Crouse had a stellar 0.95 ERA in 19 innings during the fall. He struck out 25 and walked only two. He gave up just two runs on nine hits in 69 batters faced.
Those were impressive numbers to lead a pitching staff that doesn't have a Drew Pomeranz in its lineup but has more depth than a season ago.
"One big thing for me was just getting to pitch as much as I did in the fall," said the Haymarket, Va., native. "Last year I didn't get to pitch a whole lot in the fall because I was hurt. Just having the experience in the spring of seeing SEC hitters and also working on some stuff during the summer up in the Cape (Cod) helped a lot. And I just kept working to get better."
Crouse had a torn meniscus in his left knee in the fall of 2009 and had scope surgery. He pitched just seven innings that fall, and his recovery time was about three weeks after the surgery. But it all left him behind heading into preseason practices for 2010.
"I was completely over it by the season, and I felt like I got better as the year went on," said Crouse, who had pitched his freshman season at Young Harris College in Georgia. "I thought the LSU series was my turning point. I got some good experience under my belt in a big-time SEC game. And I definitely had a bunch of confidence after that."
It was the second game of the series in Oxford, a Saturday night contest that was part of a doubleheader. Friday night's game had been rained out. Crouse came in to pitch in the ninth inning. The Rebels won that game 9-8 in 11 innings as Alex Yarbrough drove in Matt Smith with a walk-off RBI single. Ole Miss swept the series with a Sunday win.
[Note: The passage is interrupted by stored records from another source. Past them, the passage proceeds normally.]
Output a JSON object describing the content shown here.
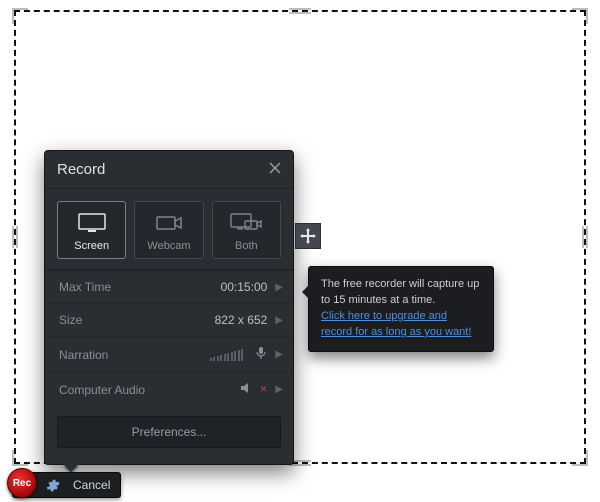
{
  "panel": {
    "title": "Record",
    "modes": [
      {
        "label": "Screen",
        "selected": true
      },
      {
        "label": "Webcam",
        "selected": false
      },
      {
        "label": "Both",
        "selected": false
      }
    ],
    "rows": {
      "max_time": {
        "label": "Max Time",
        "value": "00:15:00"
      },
      "size": {
        "label": "Size",
        "value": "822 x 652"
      },
      "narration": {
        "label": "Narration"
      },
      "computer_audio": {
        "label": "Computer Audio"
      }
    },
    "preferences_label": "Preferences..."
  },
  "tooltip": {
    "text": "The free recorder will capture up to 15 minutes at a time.",
    "link_text": "Click here to upgrade and record for as long as you want!"
  },
  "toolbar": {
    "rec_label": "Rec",
    "cancel_label": "Cancel"
  }
}
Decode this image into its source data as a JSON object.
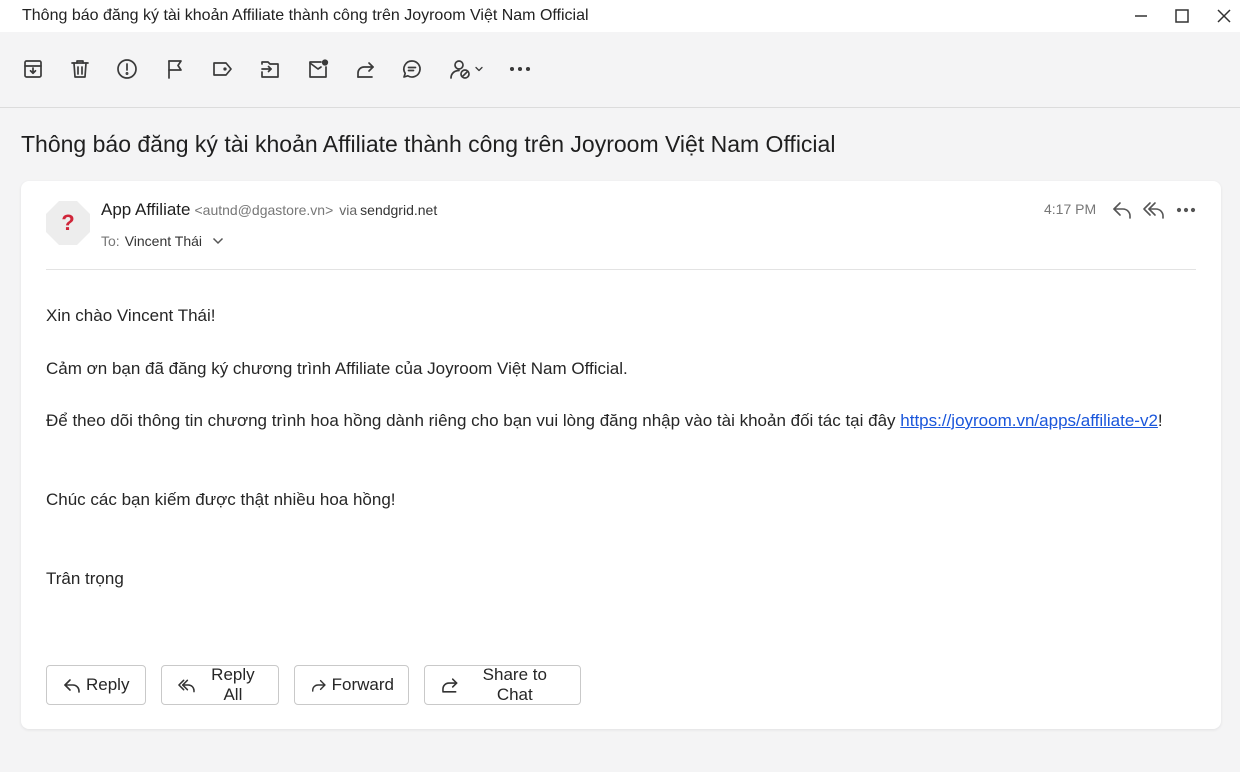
{
  "window": {
    "title": "Thông báo đăng ký tài khoản Affiliate thành công trên Joyroom Việt Nam Official"
  },
  "toolbar": {
    "icons": [
      "archive-icon",
      "delete-icon",
      "report-icon",
      "flag-icon",
      "label-icon",
      "move-icon",
      "mark-unread-icon",
      "forward-icon",
      "comment-icon",
      "block-sender-icon",
      "more-icon"
    ]
  },
  "message": {
    "subject": "Thông báo đăng ký tài khoản Affiliate thành công trên Joyroom Việt Nam Official",
    "sender_name": "App Affiliate",
    "sender_email": "<autnd@dgastore.vn>",
    "via_label": "via",
    "via_domain": "sendgrid.net",
    "to_label": "To:",
    "to_name": "Vincent Thái",
    "time": "4:17 PM",
    "avatar_glyph": "?"
  },
  "body": {
    "greeting": "Xin chào Vincent Thái!",
    "thanks": "Cảm ơn bạn đã đăng ký chương trình Affiliate của Joyroom Việt Nam Official.",
    "instruction": "Để theo dõi thông tin chương trình hoa hồng dành riêng cho bạn vui lòng đăng nhập vào tài khoản đối tác tại đây ",
    "link": "https://joyroom.vn/apps/affiliate-v2",
    "instruction_end": "!",
    "wish": "Chúc các bạn kiếm được thật nhiều hoa hồng!",
    "signoff": "Trân trọng"
  },
  "actions": {
    "reply": "Reply",
    "reply_all": "Reply All",
    "forward": "Forward",
    "share_to_chat": "Share to Chat"
  },
  "colors": {
    "link": "#1a56db",
    "avatar_mark": "#d0263a"
  }
}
Crouse went the final 2.2 innings to get the win in that second Saturday game, allowing only one hit with one walk and four strikeouts. It was a confidence boost that Crouse carried the rest of the season and into the summer and fall.
Crouse had a 3.74 ERA for the 2010 spring and a 5-1 record in 53 innings pitched. He made 21 appearances, six of them starts.
This preseason he is certainly one of those in the mix to become a weekend starter. Crouse said that's where he'd like to be.
"I think it's all still up in the air," he said. "I think we've got a bunch of guys that are trying to fit into that weekend role. The preseason intrasquads will help determine that."
Crouse said there are several pitchers who could step in.
"I like the situation of not having too much already set going in and having a lot of guys competing for spots," he said. "I think that just makes everybody better. There are nine or ten guys that are going to pitch a lot this year, and we're pretty talented. So I'm excited about the staff."
Crouse is 6-foot-4 and pitched last spring at 178 pounds. He's up to 190 now, and previously keeping weight on was a problem. He says now that doesn't seem to be the case.
"I've been in the weight room and I've kept on eating well so I can keep my weight up," he said. "My weight has been a challenge. This year I don't know what's happened but I've been keeping it on. It's been easier this year. I don't know what's really going on with it. Hopefully I can keep it up. Keeping it up there during the preseason and getting ready for the season when we do a lot of running is the toughest part."
Crouse believes he's better on the mound than ever. His numbers certainly show that.
"I throw a fast ball, curve ball, and a changeup," he said. "My fast ball and changeup worked well for me last year. I've worked on my curve ball this year, trying to throw it a little harder. It got better as the fall went on, and we'll see if it gets better in the spring."